[Supplied records Boundary: Start]
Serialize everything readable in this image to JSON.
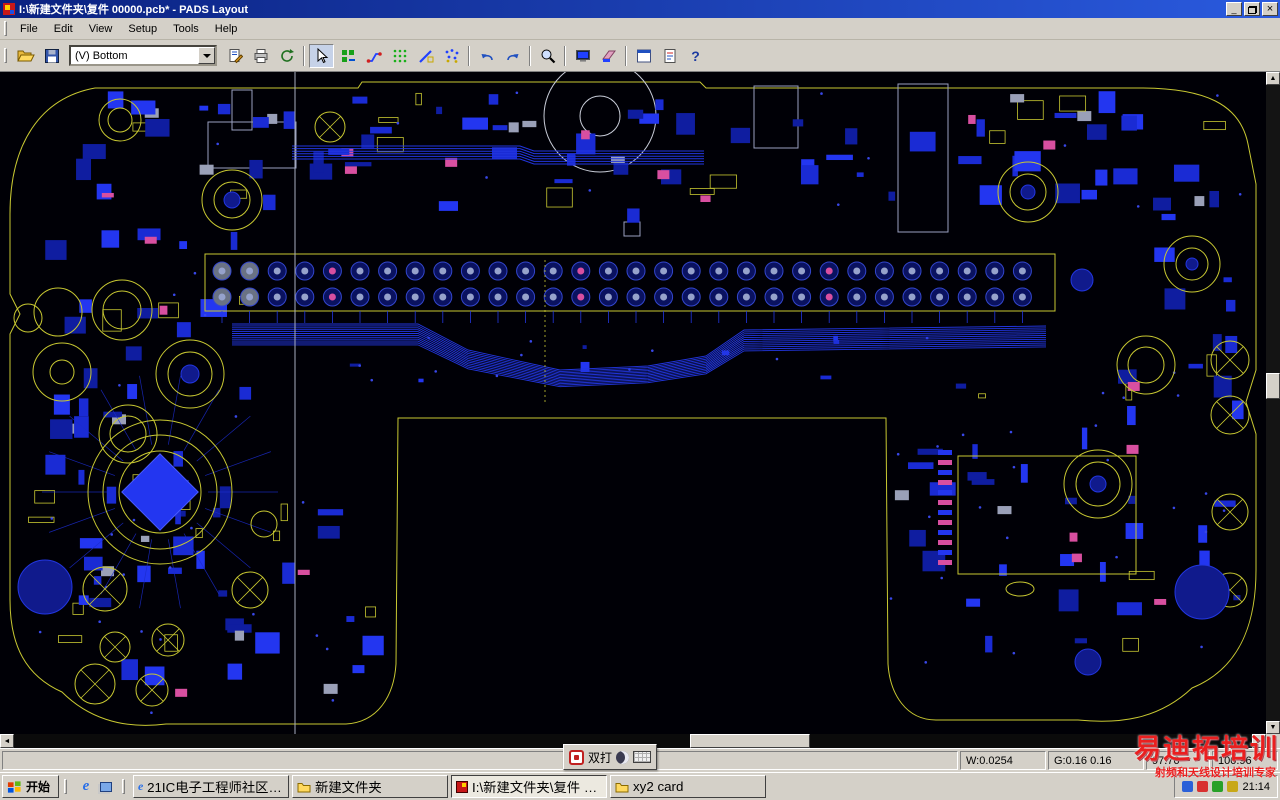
{
  "window": {
    "title": "I:\\新建文件夹\\复件 00000.pcb* - PADS Layout",
    "minimize_glyph": "_",
    "close_glyph": "×"
  },
  "menu": {
    "items": [
      {
        "label": "File"
      },
      {
        "label": "Edit"
      },
      {
        "label": "View"
      },
      {
        "label": "Setup"
      },
      {
        "label": "Tools"
      },
      {
        "label": "Help"
      }
    ]
  },
  "toolbar": {
    "layer_value": "(V) Bottom",
    "help_glyph": "?",
    "icons": [
      "open-icon",
      "save-icon",
      "layer-dropdown",
      "eco-icon",
      "print-icon",
      "redraw-icon",
      "select-arrow-icon",
      "design-toolbar-icon",
      "router-toolbar-icon",
      "grid-icon",
      "drafting-toolbar-icon",
      "dimension-toolbar-icon",
      "undo-icon",
      "redo-icon",
      "zoom-icon",
      "board-monitor-icon",
      "pour-icon",
      "window-icon",
      "report-icon",
      "help-icon"
    ]
  },
  "scrollbars": {
    "up": "▲",
    "down": "▼",
    "left": "◄",
    "right": "►"
  },
  "statusbar": {
    "width": "W:0.0254",
    "grid": "G:0.16 0.16",
    "x": "97.76",
    "y": "100.96"
  },
  "ime": {
    "label": "双打"
  },
  "taskbar": {
    "start_label": "开始",
    "quicklaunch": [
      {
        "name": "ie-icon",
        "glyph": "e"
      },
      {
        "name": "desktop-icon"
      }
    ],
    "tasks": [
      {
        "label": "21IC电子工程师社区 - ...",
        "active": false
      },
      {
        "label": "新建文件夹",
        "active": false
      },
      {
        "label": "I:\\新建文件夹\\复件 00...",
        "active": true
      },
      {
        "label": "xy2 card",
        "active": false
      }
    ],
    "tray_icons": [
      "tray-icon-1",
      "tray-icon-2",
      "tray-icon-3",
      "tray-icon-4"
    ],
    "clock": "21:14"
  },
  "watermark": {
    "line1": "易迪拓培训",
    "line2": "射频和天线设计培训专家"
  },
  "pcb": {
    "background": "#000006",
    "trace_color": "#2236e0",
    "outline_color": "#c8c832",
    "pad_pink": "#d84fa0",
    "component_blue": "#2336f0"
  }
}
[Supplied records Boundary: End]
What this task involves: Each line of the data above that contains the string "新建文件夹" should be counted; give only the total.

Problem solution: 3